Since the formation of the Brood Mare Society mares have come within the sphere of influence of the three bodies, and well-conceived inducements are offered to breeders to retain their young mares at home.
Two forms of foul brood have been long known, one foul smelling, the other odourless; and investigations made during 1906 and 1907 showed that the etiology of the disease is not by FIG.
Among a variety of premiums awarded by the state are those for the best cultivated estates and for irrigation works, and to the owners of the best stallions and brood-mares.
The sub-umbral cavity (s.c.) functions as a brood-space for the developing embryos, which are set free by rupture of the wall.
It is partly due to this early meaning that the derivation from the root of " brood " has been usually accepted; this the New English Dictionary regards as " inadmissible."
A special department of state looked after his brood mares and stallions.
Its three roots go down into the three great realms - (I) of death, where, in the well Hvergelmer, the dragon Nidhug (Niandggr) and his brood are ever gnawing it; (2) of the giants, where, in the fountain of Mimer, is the source of wisdom; (3) of the gods, Asgard, where, at the sacred fountain of Urd, is the divine tribunal, and the dwelling of the Fates.
Species of Sphex, studied by Fabre, provisioned their brood-chambers with crickets.

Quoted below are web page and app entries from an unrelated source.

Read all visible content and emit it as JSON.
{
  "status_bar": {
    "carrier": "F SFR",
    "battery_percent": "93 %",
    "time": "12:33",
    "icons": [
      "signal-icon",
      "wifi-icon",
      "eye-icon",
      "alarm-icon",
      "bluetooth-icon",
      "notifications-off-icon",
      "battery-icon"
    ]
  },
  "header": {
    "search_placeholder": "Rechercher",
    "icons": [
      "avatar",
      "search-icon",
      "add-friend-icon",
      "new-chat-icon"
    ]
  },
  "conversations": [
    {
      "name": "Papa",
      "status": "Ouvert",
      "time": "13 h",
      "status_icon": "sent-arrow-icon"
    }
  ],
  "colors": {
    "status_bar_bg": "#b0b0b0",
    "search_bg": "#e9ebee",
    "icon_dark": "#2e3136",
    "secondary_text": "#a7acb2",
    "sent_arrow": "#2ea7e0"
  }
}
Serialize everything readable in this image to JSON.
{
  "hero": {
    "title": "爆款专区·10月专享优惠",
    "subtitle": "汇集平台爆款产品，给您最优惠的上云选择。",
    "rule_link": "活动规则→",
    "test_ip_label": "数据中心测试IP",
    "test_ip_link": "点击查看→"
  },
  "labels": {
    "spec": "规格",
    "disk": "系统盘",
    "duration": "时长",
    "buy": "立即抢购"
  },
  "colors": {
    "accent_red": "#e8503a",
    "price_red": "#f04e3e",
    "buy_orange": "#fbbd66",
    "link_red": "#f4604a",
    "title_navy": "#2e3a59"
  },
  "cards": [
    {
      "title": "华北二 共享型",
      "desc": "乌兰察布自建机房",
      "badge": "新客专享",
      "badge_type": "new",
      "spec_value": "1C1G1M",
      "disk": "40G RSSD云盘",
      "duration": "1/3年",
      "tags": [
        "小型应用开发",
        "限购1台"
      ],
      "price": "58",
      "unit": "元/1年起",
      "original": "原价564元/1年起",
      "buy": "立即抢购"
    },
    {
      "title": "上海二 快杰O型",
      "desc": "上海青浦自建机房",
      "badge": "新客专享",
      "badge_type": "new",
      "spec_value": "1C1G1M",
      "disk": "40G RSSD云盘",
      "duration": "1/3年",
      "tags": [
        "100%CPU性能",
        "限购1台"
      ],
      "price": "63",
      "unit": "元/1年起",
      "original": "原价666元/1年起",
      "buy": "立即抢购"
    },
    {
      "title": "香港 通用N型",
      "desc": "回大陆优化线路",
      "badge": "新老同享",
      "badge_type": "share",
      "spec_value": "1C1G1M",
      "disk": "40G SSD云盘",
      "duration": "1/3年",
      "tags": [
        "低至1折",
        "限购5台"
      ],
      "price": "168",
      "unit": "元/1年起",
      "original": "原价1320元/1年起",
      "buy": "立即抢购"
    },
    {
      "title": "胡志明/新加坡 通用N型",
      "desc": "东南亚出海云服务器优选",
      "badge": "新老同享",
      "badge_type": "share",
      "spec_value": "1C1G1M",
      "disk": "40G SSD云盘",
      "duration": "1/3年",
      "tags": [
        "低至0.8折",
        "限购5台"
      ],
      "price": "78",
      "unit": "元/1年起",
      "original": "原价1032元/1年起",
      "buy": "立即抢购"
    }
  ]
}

Sars (1887) having had the opportunity of raising it from dried Australian mud, found that, unlike other phyllopods, but like the Cladocera, the parent keeps its brood within the shell until their full development.
After ten years' training under the tutelage of the woman whose main instrument of policy was the corruption of her own children, the queen of Scots, aged fifteen years and five months, was married to the eldest and feeblest of the brood on the 24th of April 1558.
Many brood sows are fattened to greatest profit after the second or third litter.
The germination of a zygospore or oospore is effected by the rupture of an outer cuticularized exosporium; then the cell may protrude an inner wall, the endosporium, and grow out into the new plant (Vaucheria), or the contents may break up into a first brood of zoospores.
Among Chlorophyceae it is often the case that the oospore on germination divides up directly to form a brood of zoospores.
In Sphaeroplea it is only at this stage that zoospores are formed at all; but in most cases, such as Oedogonium, Ulothrix, Coleochaete, similar zoospores are produced again and again upon the thallus, and the product of the oospore may be regarded as merely a first brood of a series.
It has been held by some, however, that the first brood corresponds to the sporophyte generation of the higher plants, and that the rest of the cycle is the gametophyte generation.
" Jerusalem, Jerusalem, how often have I desired to gather thy children together, as a bird her brood beneath her wings, but ye refused."